### Page and application data records
##############################

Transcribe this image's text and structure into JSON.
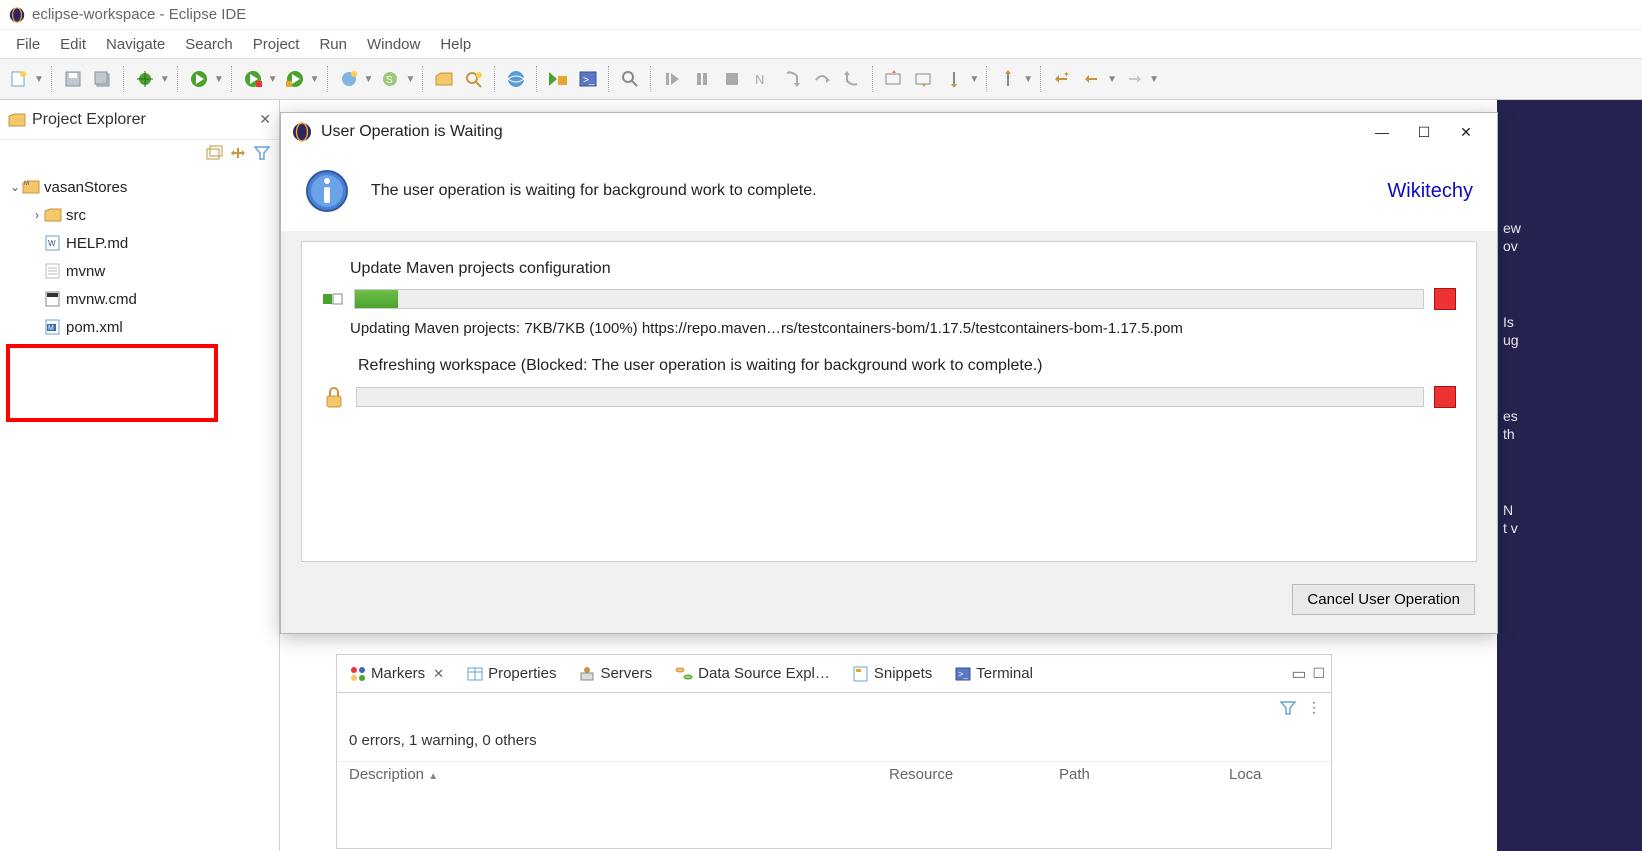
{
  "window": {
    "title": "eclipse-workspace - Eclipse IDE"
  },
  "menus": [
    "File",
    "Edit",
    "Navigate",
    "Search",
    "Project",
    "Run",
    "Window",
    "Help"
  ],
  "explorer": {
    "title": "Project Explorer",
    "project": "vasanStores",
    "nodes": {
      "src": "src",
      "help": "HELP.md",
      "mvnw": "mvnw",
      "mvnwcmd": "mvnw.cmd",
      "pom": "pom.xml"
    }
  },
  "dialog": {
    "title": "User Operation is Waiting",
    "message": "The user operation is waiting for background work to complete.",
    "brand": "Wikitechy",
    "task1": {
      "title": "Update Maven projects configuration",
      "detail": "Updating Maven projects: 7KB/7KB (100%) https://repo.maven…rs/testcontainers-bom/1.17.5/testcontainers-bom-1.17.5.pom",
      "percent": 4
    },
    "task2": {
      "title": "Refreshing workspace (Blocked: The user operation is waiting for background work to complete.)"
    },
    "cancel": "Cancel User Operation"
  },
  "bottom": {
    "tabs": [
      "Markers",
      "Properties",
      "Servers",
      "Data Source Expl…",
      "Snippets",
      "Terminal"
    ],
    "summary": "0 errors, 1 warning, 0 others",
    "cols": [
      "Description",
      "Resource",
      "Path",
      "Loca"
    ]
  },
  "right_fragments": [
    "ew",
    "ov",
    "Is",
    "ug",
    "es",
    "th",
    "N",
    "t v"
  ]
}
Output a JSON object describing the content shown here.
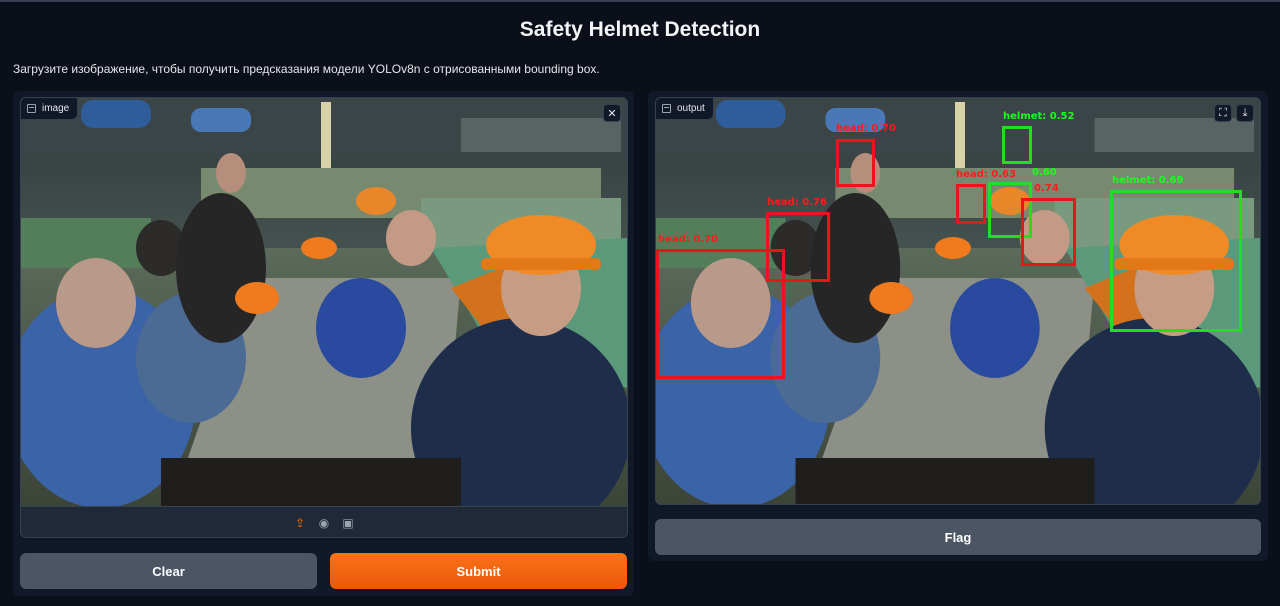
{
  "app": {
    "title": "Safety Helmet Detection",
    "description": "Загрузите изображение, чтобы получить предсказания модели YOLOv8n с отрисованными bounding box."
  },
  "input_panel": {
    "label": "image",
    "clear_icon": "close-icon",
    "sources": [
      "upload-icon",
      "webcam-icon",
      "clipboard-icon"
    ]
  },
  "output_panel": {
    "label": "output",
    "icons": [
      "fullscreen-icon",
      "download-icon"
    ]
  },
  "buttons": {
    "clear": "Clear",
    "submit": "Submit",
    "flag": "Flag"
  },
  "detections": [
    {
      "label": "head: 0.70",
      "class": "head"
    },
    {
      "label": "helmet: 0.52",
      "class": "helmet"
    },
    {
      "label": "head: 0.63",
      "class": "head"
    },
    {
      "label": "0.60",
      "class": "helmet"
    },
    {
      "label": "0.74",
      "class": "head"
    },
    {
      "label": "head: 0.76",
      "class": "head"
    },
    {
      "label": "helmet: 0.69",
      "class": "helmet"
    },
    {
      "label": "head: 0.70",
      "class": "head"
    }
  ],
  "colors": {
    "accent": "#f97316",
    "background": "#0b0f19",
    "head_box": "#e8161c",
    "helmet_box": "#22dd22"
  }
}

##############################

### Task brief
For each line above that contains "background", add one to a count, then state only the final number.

### Answer area
3